NYTimes.com: Aug. 13, Damian Cave: "The number of women incarcerated for federal crimes (in Mexico) has grown by 400 percent since 2007, pushing the total female prison population past 10,000. No one here seems to know what to make of the spike. Clearly, the rise can partly be attributed to the long reach of drug cartels, which have expanded into organized crime, and drawn in nearly everyone they can, including women. Detained lieutenants for cartels have told the police that some act as lookouts. Other women work as drug mules, killers, or as “la gancha” (the hook), using their beauty to attract male kidnapping victims."
Foreign Policy: "Policymakers responsible for the U.S. assistance effort in Mexico seem to be applying some lessons learned during America's decade of war. The intelligence analysis centers the U.S. contractors are now setting up in Mexico are innovations developed by U.S. forces in Iraq, Afghanistan, Colombia, and elsewhere. ... Increasingly more convenient are civilian substitutes such as CIA paramilitaries, contractors, and hired proxies. Mexico has long had severe cultural and legal prohibitions on a foreign military presence, especially from the United States. As we can see in Mexico ... the U.S. government now has a well-established workaround."

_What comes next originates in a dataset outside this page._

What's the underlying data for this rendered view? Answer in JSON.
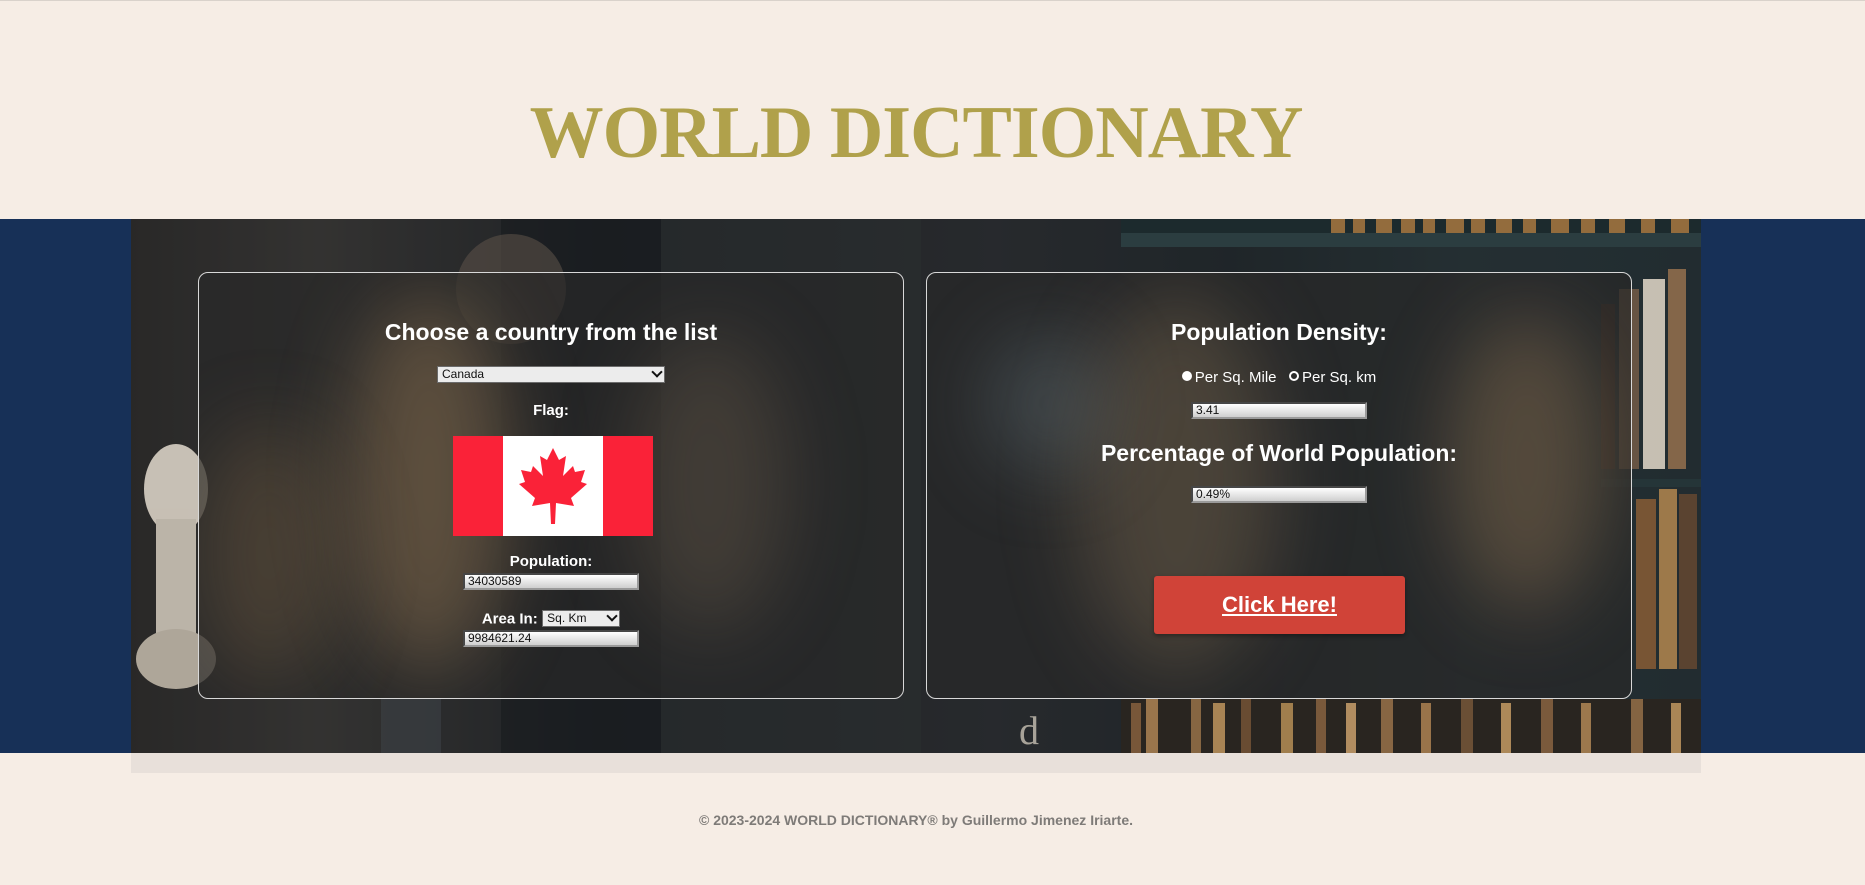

Los Zetas, who earned a reputation for brutality by gunning down thousands of Mexicans in the battle for drug-smuggling routes to the United States, now control much of the illicit trade of moving migrant workers toward the U.S. border, experts in the trade say."
Aug. 14, The Widening Dragnet

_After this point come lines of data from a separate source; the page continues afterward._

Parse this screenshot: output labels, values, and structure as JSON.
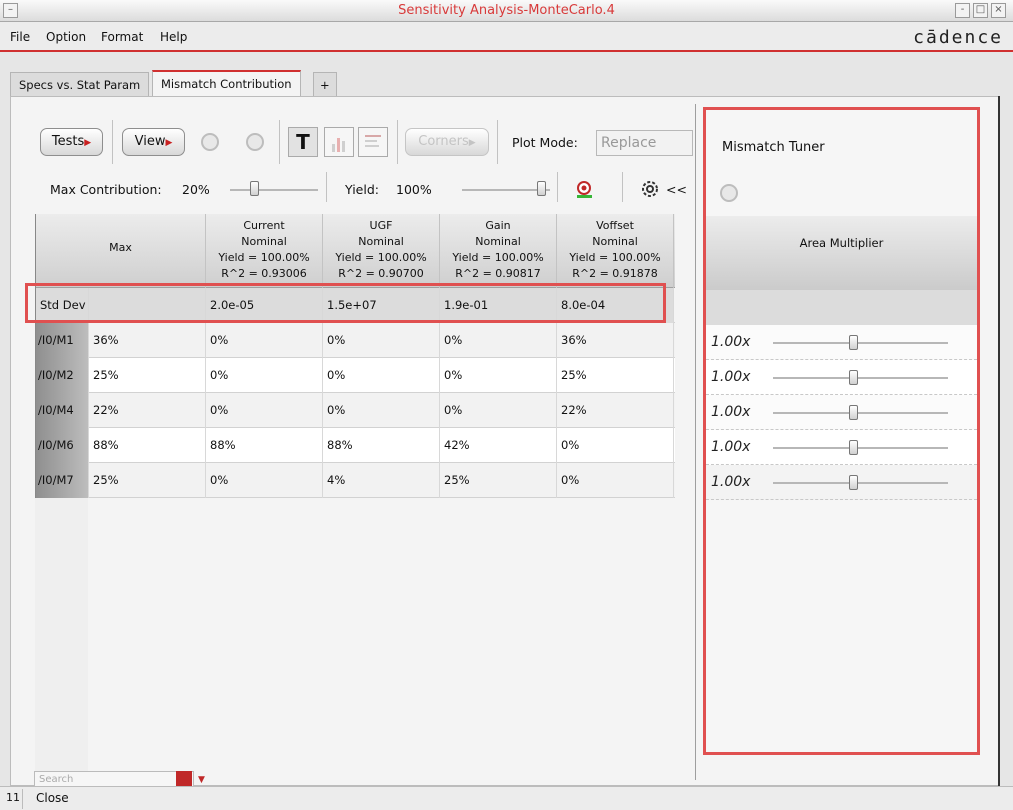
{
  "window": {
    "title": "Sensitivity Analysis-MonteCarlo.4"
  },
  "menu": {
    "file": "File",
    "option": "Option",
    "format": "Format",
    "help": "Help",
    "logo": "cādence"
  },
  "tabs": {
    "specs": "Specs vs. Stat Param",
    "mismatch": "Mismatch Contribution",
    "add": "+"
  },
  "toolbar": {
    "tests": "Tests",
    "view": "View",
    "corners": "Corners",
    "plot_mode_label": "Plot Mode:",
    "plot_mode_value": "Replace",
    "text_toggle": "T",
    "max_contribution_label": "Max Contribution:",
    "max_contribution_value": "20%",
    "yield_label": "Yield:",
    "yield_value": "100%",
    "collapse": "<<"
  },
  "table": {
    "headers": [
      {
        "lines": [
          "Max"
        ]
      },
      {
        "lines": [
          "Current",
          "Nominal",
          "Yield = 100.00%",
          "R^2 = 0.93006"
        ]
      },
      {
        "lines": [
          "UGF",
          "Nominal",
          "Yield = 100.00%",
          "R^2 = 0.90700"
        ]
      },
      {
        "lines": [
          "Gain",
          "Nominal",
          "Yield = 100.00%",
          "R^2 = 0.90817"
        ]
      },
      {
        "lines": [
          "Voffset",
          "Nominal",
          "Yield = 100.00%",
          "R^2 = 0.91878"
        ]
      }
    ],
    "std_dev": {
      "label": "Std Dev",
      "values": [
        "",
        "2.0e-05",
        "1.5e+07",
        "1.9e-01",
        "8.0e-04"
      ]
    },
    "rows": [
      {
        "name": "/I0/M1",
        "values": [
          "36%",
          "0%",
          "0%",
          "0%",
          "36%"
        ]
      },
      {
        "name": "/I0/M2",
        "values": [
          "25%",
          "0%",
          "0%",
          "0%",
          "25%"
        ]
      },
      {
        "name": "/I0/M4",
        "values": [
          "22%",
          "0%",
          "0%",
          "0%",
          "22%"
        ]
      },
      {
        "name": "/I0/M6",
        "values": [
          "88%",
          "88%",
          "88%",
          "42%",
          "0%"
        ]
      },
      {
        "name": "/I0/M7",
        "values": [
          "25%",
          "0%",
          "4%",
          "25%",
          "0%"
        ]
      }
    ]
  },
  "tuner": {
    "title": "Mismatch Tuner",
    "column": "Area Multiplier",
    "multipliers": [
      "1.00x",
      "1.00x",
      "1.00x",
      "1.00x",
      "1.00x"
    ]
  },
  "search": {
    "placeholder": "Search"
  },
  "status": {
    "number": "11",
    "close": "Close"
  }
}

NYTimes.com: "The Obama administration has decided to stick with Secure Communities, the discredited but rapidly growing immigration-enforcement program that has helped it deport a million people in the last two and a half years. And not only stick with it, but force it down the throats of state and local leaders and law-enforcement officials, including the governors of New York, Illinois and Massachusetts, who have rejected the program, saying it is badly flawed and does more harm than good.
msnbc.com: "Addiction is a chronic brain disorder and not simply a behavior problem involving alcohol, drugs, gambling or sex, experts contend in a new definition of addiction, one that is not solely related to problematic substance abuse. The American Society of Addiction Medicine (ASAM) just released this new definition of addiction after a four-year process involving more than 80 experts.
"At its core, addiction isn't just a social problem or a moral problem or a criminal problem. It's a brain problem whose behaviors manifest in all these other areas," said Dr. Michael Miller, past president of ASAM who oversaw the development of the new definition. "Many behaviors driven by addiction are real problems and sometimes criminal acts. But the disease is about brains, not drugs. It's about underlying neurology, not outward actions.""
... William Brownfield, assistant secretary of state for international narcotics and law enforcement affairs, said it is clear that local forces face the most concentrated violence, especially in northern Mexico, and are in the most need of training. ... Brownfield was in the Texas border town of Laredo on Wednesday, signing an agreement outlining how deputies from the Webb County Sheriff's Office could spend periods of three months, six months or more training their counterparts in Mexico.
It was the first such agreement the State Department has signed with a local law enforcement agency anywhere on the U.S.-Mexico border. Brownfield said more trainers are needed and the high rate of bilingual deputies with border experience made Webb County an attractive place to start such a program.